Oil prices edged higher for the third straight session on Tuesday, as signs of tighter supplies and pledges by Chinese authorities to shore up the world’s second-biggest economy lifted sentiment.
Brent futures gained 22 cents, or 0.3%, to $82.96 a barrel by 0253 GMT, while U.S. West Texas Intermediate (WTI) crude rose 23 cents, also 0.3%, to $78.97. Both benchmarks rose over 2% the previous day, when hit their highest closes since April.
The crude benchmarks have already climbed for four weeks in a row with supplies expected to tighten due to cuts from the Organization of the Petroleum Exporting Countries (OPEC) and allies like Russia, a group known as OPEC+. Some analysts say it could rise further in the short term.
“Energy traders are growing confident that global central bank tightening will soon come to an end, which should provide some support for global growth,” said Edward Moya, an analyst at OANDA.
In China, the world’s second-largest economy and second-biggest oil consumer, leaders pledged to step up policy support for the economy amid a tortuous post-COVID recovery, focusing on boosting domestic demand.
Still, bearish data in the euro zone and U.S. underlined weakness across the global economy.
In the euro zone, business activity shrank much more than expected in July as demand in the bloc’s dominant services industry declined while factory output fell at the fastest pace since COVID-19 first took hold, a survey showed.
In the U.S., business activity slowed to a five-month low in July, dragged down by decelerating service-sector growth, closely watched survey data showed, but falling input prices and slower hiring indicate the Federal Reserve could be making progress on important fronts in its bid to reduce inflation.
Investors have priced in quarter-point hikes from the Fed and European Central Bank (ECB) this week, so the focus will be on what Fed Chair Jerome Powell and ECB President Christine Lagarde say about future rate increases.
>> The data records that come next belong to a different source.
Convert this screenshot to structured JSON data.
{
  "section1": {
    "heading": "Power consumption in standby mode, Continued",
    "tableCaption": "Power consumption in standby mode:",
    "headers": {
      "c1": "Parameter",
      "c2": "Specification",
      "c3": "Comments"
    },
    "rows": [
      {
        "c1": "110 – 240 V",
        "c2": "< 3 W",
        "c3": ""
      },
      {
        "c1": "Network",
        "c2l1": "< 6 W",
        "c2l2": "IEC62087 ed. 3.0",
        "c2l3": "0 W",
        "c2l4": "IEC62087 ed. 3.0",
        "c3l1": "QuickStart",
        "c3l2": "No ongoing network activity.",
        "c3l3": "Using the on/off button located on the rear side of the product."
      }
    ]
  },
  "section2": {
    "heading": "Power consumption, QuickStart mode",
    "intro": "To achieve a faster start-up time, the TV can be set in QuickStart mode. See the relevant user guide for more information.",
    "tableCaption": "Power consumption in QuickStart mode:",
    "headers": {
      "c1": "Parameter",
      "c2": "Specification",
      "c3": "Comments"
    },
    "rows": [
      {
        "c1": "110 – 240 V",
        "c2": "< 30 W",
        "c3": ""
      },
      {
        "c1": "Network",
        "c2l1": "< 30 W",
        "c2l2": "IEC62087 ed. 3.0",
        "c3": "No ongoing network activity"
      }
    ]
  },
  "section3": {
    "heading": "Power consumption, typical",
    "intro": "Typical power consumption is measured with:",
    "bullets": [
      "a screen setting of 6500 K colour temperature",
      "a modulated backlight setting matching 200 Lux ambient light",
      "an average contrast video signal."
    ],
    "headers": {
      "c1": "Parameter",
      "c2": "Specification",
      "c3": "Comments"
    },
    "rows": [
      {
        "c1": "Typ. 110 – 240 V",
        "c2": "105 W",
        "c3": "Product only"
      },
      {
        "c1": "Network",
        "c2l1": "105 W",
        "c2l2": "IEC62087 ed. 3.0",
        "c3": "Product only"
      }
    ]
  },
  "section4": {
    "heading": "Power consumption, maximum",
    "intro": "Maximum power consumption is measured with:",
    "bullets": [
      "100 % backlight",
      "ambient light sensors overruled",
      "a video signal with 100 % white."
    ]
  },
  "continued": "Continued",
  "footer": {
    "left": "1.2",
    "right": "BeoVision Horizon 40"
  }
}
Later on Tuesday, industry data on U.S. crude inventories is expected. Four analysts polled by Reuters estimated on average that crude inventories fell by about 2 million barrels in the week to July 21.